Sochi Olympics 2014: Viktor Ahn Further Complicates The Marriage Of Sports And Politics

By James O'Hare
Viktor Ahn
Getty Images

The IOC claims that the Olympic Games are a competition between individuals, not nations. This statement is laughable. Team sports totally contradict this idea as does the medal count, which directly pits nations against each other by comparing whose athletes have brought home the most hardware.

In the midst of athletic proxy-wars and politically-infused games, Viktor Ahn has further complicated this marriage of sports and politics.

Ahn took gold for Russia in the men’s short track speed skating 500m race, edging Dai Jing Wu of China and Charlie Cournoyer of Canada, who took silver and bronze respectively. Overall, he’s won three gold medals and a bronze in Sochi, giving Russia its first short track speed skating medals in Olympics history.

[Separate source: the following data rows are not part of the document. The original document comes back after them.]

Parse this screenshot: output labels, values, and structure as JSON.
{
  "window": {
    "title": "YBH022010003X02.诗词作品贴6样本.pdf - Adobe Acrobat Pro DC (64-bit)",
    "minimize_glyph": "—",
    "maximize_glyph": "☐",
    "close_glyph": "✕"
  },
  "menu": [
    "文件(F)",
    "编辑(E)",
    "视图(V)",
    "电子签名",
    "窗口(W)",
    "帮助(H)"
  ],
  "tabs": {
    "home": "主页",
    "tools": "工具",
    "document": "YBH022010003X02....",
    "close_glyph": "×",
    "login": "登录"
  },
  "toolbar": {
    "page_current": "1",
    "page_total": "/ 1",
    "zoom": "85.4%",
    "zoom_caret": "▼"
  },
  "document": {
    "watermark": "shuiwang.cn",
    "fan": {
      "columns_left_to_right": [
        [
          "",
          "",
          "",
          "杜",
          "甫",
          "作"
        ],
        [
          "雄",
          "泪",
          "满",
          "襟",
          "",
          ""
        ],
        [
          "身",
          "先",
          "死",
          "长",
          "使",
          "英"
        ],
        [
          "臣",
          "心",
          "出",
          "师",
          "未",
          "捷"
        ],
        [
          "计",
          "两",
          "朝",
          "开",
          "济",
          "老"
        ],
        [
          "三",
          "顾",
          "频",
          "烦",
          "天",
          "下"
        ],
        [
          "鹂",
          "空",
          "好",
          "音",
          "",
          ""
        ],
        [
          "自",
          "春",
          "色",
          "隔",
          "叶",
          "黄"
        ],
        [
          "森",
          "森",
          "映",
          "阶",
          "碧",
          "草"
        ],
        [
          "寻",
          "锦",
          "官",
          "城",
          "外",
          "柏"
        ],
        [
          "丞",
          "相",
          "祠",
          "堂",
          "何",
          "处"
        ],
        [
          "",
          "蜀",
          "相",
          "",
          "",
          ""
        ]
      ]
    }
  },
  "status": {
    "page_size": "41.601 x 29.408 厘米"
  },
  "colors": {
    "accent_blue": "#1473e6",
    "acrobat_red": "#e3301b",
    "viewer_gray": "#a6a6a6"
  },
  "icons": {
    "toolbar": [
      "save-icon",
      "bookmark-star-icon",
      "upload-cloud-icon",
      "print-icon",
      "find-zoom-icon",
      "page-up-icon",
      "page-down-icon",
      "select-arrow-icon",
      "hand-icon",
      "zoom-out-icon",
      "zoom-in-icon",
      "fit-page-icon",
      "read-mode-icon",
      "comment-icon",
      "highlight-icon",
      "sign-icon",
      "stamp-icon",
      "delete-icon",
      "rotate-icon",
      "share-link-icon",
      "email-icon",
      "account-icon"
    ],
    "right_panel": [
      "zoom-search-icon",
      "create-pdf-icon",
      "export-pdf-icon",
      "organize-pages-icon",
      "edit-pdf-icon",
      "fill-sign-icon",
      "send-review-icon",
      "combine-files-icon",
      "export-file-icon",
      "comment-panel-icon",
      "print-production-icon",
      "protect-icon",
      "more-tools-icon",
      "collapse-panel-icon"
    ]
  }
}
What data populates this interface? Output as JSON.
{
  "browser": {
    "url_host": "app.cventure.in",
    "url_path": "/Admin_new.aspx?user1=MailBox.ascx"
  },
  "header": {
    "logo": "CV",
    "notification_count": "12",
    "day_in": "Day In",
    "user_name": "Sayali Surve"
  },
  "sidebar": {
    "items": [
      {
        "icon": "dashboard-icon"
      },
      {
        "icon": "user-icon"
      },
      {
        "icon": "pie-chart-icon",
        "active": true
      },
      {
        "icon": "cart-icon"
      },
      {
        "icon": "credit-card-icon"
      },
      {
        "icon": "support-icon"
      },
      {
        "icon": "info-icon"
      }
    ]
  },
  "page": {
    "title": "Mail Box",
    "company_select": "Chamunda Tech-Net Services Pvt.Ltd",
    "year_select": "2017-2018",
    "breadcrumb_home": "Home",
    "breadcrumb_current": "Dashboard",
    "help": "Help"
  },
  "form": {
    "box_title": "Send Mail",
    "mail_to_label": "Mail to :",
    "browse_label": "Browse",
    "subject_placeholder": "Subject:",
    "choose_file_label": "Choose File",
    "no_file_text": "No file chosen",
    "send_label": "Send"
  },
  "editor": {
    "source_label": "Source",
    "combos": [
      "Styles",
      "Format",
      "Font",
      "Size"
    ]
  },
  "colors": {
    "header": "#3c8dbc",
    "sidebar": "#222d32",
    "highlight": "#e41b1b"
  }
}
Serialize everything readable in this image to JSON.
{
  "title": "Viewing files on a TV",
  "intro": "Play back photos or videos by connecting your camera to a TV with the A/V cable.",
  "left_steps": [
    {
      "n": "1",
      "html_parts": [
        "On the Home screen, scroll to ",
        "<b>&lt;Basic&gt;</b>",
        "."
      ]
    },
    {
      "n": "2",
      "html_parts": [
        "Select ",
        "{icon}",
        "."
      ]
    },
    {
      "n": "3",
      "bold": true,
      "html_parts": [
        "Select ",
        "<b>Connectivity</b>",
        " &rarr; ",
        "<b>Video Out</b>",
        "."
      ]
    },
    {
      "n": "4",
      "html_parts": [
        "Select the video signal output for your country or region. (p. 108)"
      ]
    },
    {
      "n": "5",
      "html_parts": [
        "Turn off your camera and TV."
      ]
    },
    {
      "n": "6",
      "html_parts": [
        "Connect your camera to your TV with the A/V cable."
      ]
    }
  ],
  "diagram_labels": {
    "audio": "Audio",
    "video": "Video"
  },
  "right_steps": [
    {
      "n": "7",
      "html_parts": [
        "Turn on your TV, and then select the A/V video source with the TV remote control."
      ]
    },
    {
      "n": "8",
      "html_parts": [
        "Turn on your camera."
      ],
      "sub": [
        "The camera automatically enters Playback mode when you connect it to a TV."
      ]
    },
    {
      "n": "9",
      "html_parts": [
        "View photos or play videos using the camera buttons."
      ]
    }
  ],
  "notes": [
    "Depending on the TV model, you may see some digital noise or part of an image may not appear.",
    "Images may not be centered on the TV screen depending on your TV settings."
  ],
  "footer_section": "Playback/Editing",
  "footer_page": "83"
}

Here’s the controversy: the artist formerly known as Ahn Hyun-soo was born in Seoul, South Korea and until 2011, was a star for his home country’s short track squad. After a falling out with the South Korean skating federation, however, he sought a new country whose national skating team he could lead to victory. He landed in Russia, with the other finalist being the United States.

From the perspective of the IOC, Ahn has done absolutely nothing wrong. He is by no means the first athlete to feud with a coach and by leaving that federation, he is skating as an individual – just as the IOC contends all athletes do. Still, he gained Russian citizenship solely to compete for the country’s speed skating team. To pick a country like high school recruits pick a university goes against a fundamental fantasy among Olympic athletes: the dream of competing for your home nation.

It’s an idea the IOC does not support, but one that permeates the Olympics nonetheless, manifested in the waving flags of triumph and the tears of joy that fall on the podium during the playing of national anthems.

Ahn is caught in the middle of these two perspectives. On the one hand, he is simply doing what is best for his speed skating career. On the other, fans watching from South Korea must be disappointed that one of their native sons is winning gold medals while wearing another nation’s colors — especially because the South Korean men’s short track team left Sochi without a single medal.

The IOC is delusional if it honestly believes the Olympics are not a competition between nations. But the bottom line is that Ahn is a short track speed skater – the best in the world – wearing the uniform of the nation in which he lives. It’s as simple as that.

James O’Hare is a writer for Follow him on Twitter @JimboOHare, like him on Facebook and add him to your network on Google.

You May Also Like